He said she had lived a “very basic and simple life” close to the loch where the swimming challenge will take place in her name.
Calum said: “She was like a camel. She would exist on a diet of oatcakes.....and more oatcakes. She didn’t have a car. After my grandpa’s accident, she never wanted to drive and it was a 10-mile walk to the nearest shop.
“When we went up, we would take out for fish and chips in Ullapool. You have never seen anyone lick their plate as clean as my granny did. That was something else she instilled in us - never leave food on your plate.
“She lived a very simple and back to basics life. There was always bracken to clear or wood to chop. She’d be up at the crack of dawn in the garden or preparing a fire .
“Latterly, her eyesight had broadly gone but nothing stopped her. She could still beat us all in an arm wrestle.
“She wouldn’t flinch rowing up and down the loch. She was unbelievably strong and had no concept of slowing down or being unable to do anything.
Calum added: “She has probably had the biggest influence on me as anyone and has given me a deep love of the natural world. We would spend hours watching porpoise in the loch or trying to catch a glimpse of a Golden Eagle.
“Our granny encompassed everything that we believe in. She wasn’t chasing anything. She was just quietly contented in her place.”
He said his grandmother would probably have been the “first one in the water” at the swimming challenge on August 26, had she been alive.
As well as a fitting tribute for Mrs Wild, it is also hoped the swim will inspire people to connect with the natural world and raise awareness of work to save the Scottish Wildcat.
He added: “We feel our Grandma and the swim is a great metaphor for protecting the wild left in the world of which the Wildcat represents this perfectly.
“My grandma died suddenly and we weren’t ready to say goodbye so I think the swim will be an emotional experience - but an amazing one too.

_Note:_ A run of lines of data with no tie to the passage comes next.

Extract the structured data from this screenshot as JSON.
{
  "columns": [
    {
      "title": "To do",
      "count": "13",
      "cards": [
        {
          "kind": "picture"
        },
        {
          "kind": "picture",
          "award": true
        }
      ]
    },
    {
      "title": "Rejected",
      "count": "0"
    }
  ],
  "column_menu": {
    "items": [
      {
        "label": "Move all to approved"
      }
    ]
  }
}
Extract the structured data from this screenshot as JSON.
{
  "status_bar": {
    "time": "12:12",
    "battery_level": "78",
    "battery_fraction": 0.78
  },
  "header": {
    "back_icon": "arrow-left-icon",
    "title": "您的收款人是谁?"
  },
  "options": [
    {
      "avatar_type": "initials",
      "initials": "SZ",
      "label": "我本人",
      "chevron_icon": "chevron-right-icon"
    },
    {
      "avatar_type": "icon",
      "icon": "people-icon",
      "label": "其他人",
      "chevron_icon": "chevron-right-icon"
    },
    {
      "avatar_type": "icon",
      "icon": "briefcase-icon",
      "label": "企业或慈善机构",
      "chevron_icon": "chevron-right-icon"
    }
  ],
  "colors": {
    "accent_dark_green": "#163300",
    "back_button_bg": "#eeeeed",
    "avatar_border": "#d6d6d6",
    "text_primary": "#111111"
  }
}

The good thing about being in the water is that no one can tell if you have been crying or not.”